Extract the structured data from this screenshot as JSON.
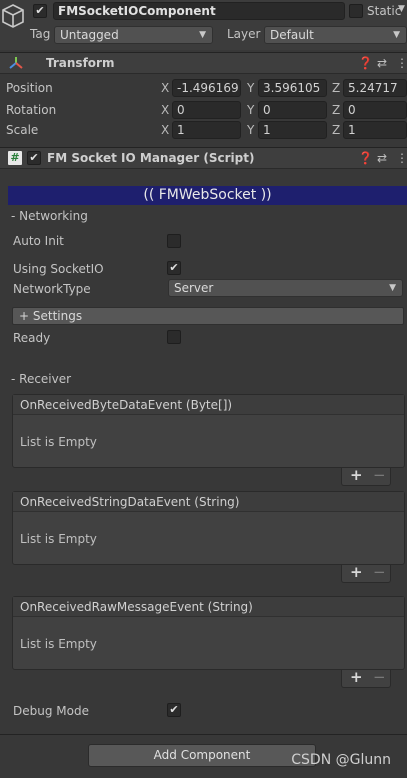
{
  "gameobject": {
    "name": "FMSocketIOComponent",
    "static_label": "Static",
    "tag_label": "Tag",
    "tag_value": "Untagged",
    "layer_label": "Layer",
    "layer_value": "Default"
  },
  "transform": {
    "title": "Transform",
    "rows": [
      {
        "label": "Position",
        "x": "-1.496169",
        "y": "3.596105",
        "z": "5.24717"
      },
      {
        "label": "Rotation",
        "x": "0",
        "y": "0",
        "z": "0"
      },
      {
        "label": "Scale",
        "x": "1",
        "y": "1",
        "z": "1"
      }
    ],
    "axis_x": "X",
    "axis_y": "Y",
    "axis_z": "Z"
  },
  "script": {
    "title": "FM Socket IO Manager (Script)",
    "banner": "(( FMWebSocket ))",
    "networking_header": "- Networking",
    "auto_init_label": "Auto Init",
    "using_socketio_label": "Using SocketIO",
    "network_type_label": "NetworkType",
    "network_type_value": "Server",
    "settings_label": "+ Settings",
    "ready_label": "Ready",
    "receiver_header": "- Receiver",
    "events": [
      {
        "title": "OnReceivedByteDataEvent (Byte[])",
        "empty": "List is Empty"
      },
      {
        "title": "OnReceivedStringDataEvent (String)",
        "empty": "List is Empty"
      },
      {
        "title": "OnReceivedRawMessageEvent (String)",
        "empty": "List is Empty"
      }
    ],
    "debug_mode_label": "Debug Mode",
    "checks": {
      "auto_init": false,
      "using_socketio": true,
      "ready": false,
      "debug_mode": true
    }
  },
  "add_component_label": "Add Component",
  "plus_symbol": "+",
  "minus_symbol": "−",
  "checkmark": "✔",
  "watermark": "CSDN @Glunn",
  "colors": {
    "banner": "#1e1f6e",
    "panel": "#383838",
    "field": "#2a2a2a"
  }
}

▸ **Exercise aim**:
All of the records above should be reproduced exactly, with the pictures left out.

▸ **Task output**:
Extract the structured data from this screenshot as JSON.
{
  "gameobject": {
    "name": "FMSocketIOComponent",
    "static_label": "Static",
    "tag_label": "Tag",
    "tag_value": "Untagged",
    "layer_label": "Layer",
    "layer_value": "Default"
  },
  "transform": {
    "title": "Transform",
    "rows": [
      {
        "label": "Position",
        "x": "-1.496169",
        "y": "3.596105",
        "z": "5.24717"
      },
      {
        "label": "Rotation",
        "x": "0",
        "y": "0",
        "z": "0"
      },
      {
        "label": "Scale",
        "x": "1",
        "y": "1",
        "z": "1"
      }
    ],
    "axis_x": "X",
    "axis_y": "Y",
    "axis_z": "Z"
  },
  "script": {
    "title": "FM Socket IO Manager (Script)",
    "banner": "(( FMWebSocket ))",
    "networking_header": "- Networking",
    "auto_init_label": "Auto Init",
    "using_socketio_label": "Using SocketIO",
    "network_type_label": "NetworkType",
    "network_type_value": "Server",
    "settings_label": "+ Settings",
    "ready_label": "Ready",
    "receiver_header": "- Receiver",
    "events": [
      {
        "title": "OnReceivedByteDataEvent (Byte[])",
        "empty": "List is Empty"
      },
      {
        "title": "OnReceivedStringDataEvent (String)",
        "empty": "List is Empty"
      },
      {
        "title": "OnReceivedRawMessageEvent (String)",
        "empty": "List is Empty"
      }
    ],
    "debug_mode_label": "Debug Mode",
    "checks": {
      "auto_init": false,
      "using_socketio": true,
      "ready": false,
      "debug_mode": true
    }
  },
  "add_component_label": "Add Component",
  "plus_symbol": "+",
  "minus_symbol": "−",
  "checkmark": "✔",
  "watermark": "CSDN @Glunn",
  "colors": {
    "banner": "#1e1f6e",
    "panel": "#383838",
    "field": "#2a2a2a"
  }
}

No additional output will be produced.